Paola Picotti

Talk Title: Studying protein structural changes on a proteome-wide scale in health and disease


After her PhD at the University of Padua (Italy) Paola Picotti joined as a postdoc the group of Ruedi Aebersold at ETH Zuerich (Switzerland), where she developed targeted proteomic techniques. In 2011, she was appointed assistant professor at ETH Zurich. Her group develops structural and chemoproteomics methods and uses them to study the consequences of intracellular protein aggregation. Paola Picotti’s research was awarded an ERC Starting grant, a Professorship grant from the Swiss National Science Foundation, the Latsis Prize, the Robert J. Cotter Award, the SGMS Award and the EMBO Young Investigator Award. Main contributions of the Picotti group are the development of a structural method to analyze protein conformational changes on a system-wide level, the discovery of novel allosteric interactions, the analysis of the determinants of proteome thermostability and the identification of a novel neuronal clearance mechanism for a protein involved in Parkinson’s disease.
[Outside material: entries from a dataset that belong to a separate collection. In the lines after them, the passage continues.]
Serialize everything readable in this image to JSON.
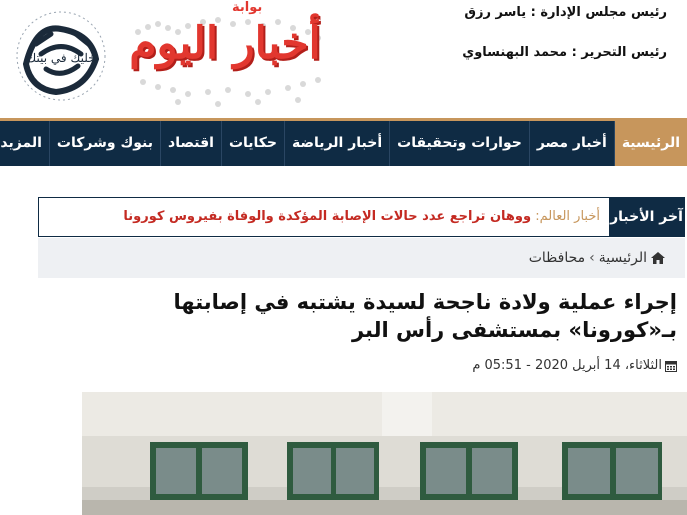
{
  "header": {
    "board_chair": "رئيس مجلس الإدارة : ياسر رزق",
    "editor_in_chief": "رئيس التحرير : محمد البهنساوي",
    "logo_text": "أخبار اليوم",
    "logo_small": "بوابة",
    "calligraphy_text": "خليك في بيتك"
  },
  "nav": {
    "items": [
      {
        "label": "الرئيسية",
        "active": true
      },
      {
        "label": "أخبار مصر"
      },
      {
        "label": "حوارات وتحقيقات"
      },
      {
        "label": "أخبار الرياضة"
      },
      {
        "label": "حكايات"
      },
      {
        "label": "اقتصاد"
      },
      {
        "label": "بنوك وشركات"
      },
      {
        "label": "المزيد"
      }
    ],
    "more_icon": "chevron-down-icon",
    "colors": {
      "background": "#0f2b44",
      "accent": "#c7965c"
    }
  },
  "ticker": {
    "label": "آخر الأخبار",
    "category": "أخبار العالم:",
    "headline": "ووهان تراجع عدد حالات الإصابة المؤكدة والوفاة بفيروس كورونا",
    "headline_color": "#c42a22"
  },
  "breadcrumb": {
    "home": "الرئيسية",
    "separator": "›",
    "current": "محافظات",
    "home_icon": "home-icon"
  },
  "article": {
    "title": "إجراء عملية ولادة ناجحة لسيدة يشتبه في إصابتها بـ«كورونا» بمستشفى رأس البر",
    "date": "الثلاثاء، 14 أبريل 2020 - 05:51 م",
    "date_icon": "calendar-icon"
  }
}
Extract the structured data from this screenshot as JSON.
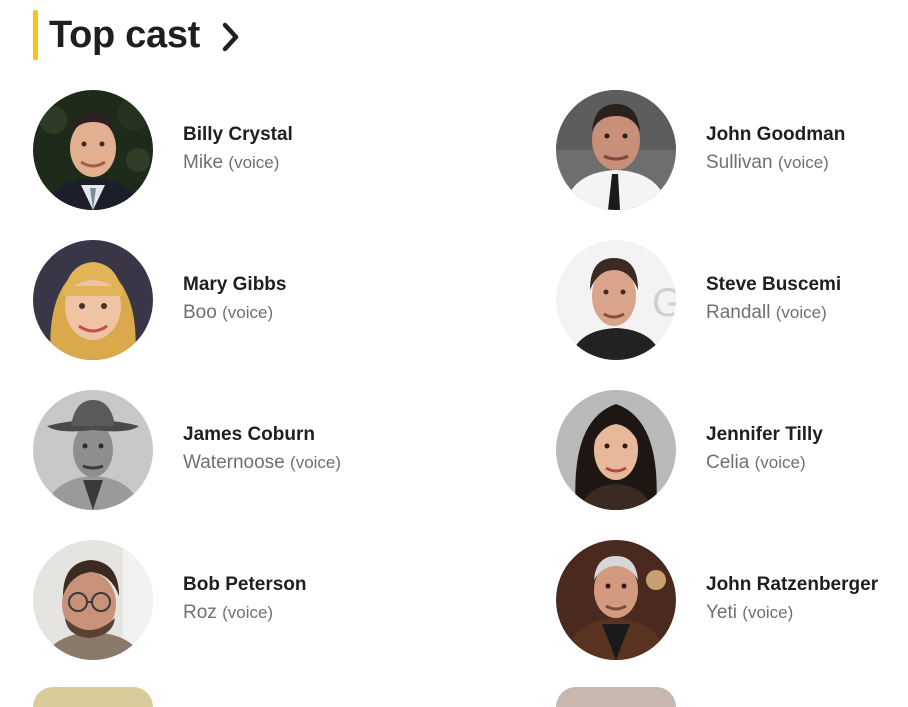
{
  "section": {
    "title": "Top cast",
    "accent_color": "#f5c518",
    "link_icon": "chevron-right-icon"
  },
  "cast": [
    {
      "name": "Billy Crystal",
      "character": "Mike",
      "note": "(voice)",
      "photo": "actor-photo-billy-crystal"
    },
    {
      "name": "John Goodman",
      "character": "Sullivan",
      "note": "(voice)",
      "photo": "actor-photo-john-goodman"
    },
    {
      "name": "Mary Gibbs",
      "character": "Boo",
      "note": "(voice)",
      "photo": "actor-photo-mary-gibbs"
    },
    {
      "name": "Steve Buscemi",
      "character": "Randall",
      "note": "(voice)",
      "photo": "actor-photo-steve-buscemi"
    },
    {
      "name": "James Coburn",
      "character": "Waternoose",
      "note": "(voice)",
      "photo": "actor-photo-james-coburn"
    },
    {
      "name": "Jennifer Tilly",
      "character": "Celia",
      "note": "(voice)",
      "photo": "actor-photo-jennifer-tilly"
    },
    {
      "name": "Bob Peterson",
      "character": "Roz",
      "note": "(voice)",
      "photo": "actor-photo-bob-peterson"
    },
    {
      "name": "John Ratzenberger",
      "character": "Yeti",
      "note": "(voice)",
      "photo": "actor-photo-john-ratzenberger"
    }
  ],
  "colors": {
    "name_text": "#1f1f1f",
    "character_text": "#707070"
  }
}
Protein structural changes induced by external perturbations or internal cues can profoundly influence protein activity and thus modulate cellular physiology. Mass spectrometry (MS)-based proteomic techniques are routinely used to measure changes in protein abundance, post-translational modification and protein interactors, but much less is known about protein structural changes. In my talk, I will present a recently developed structural proteomics method that enables analysis of protein structural changes on a proteome-wide scale and directly in complex biological extracts. The approach relies on the coupling of limited proteolysis (LiP) tools and MS. LiP-MS can detect subtle alterations in secondary structure content, larger scale movements such as domain motions, and more pronounced transitions such as the switch between folded and unfolded states. I will describe how the method can be applied to the study of cellular pathways, resulting in the discovery of novel regulatory events and discuss the strength and limitations of the approach.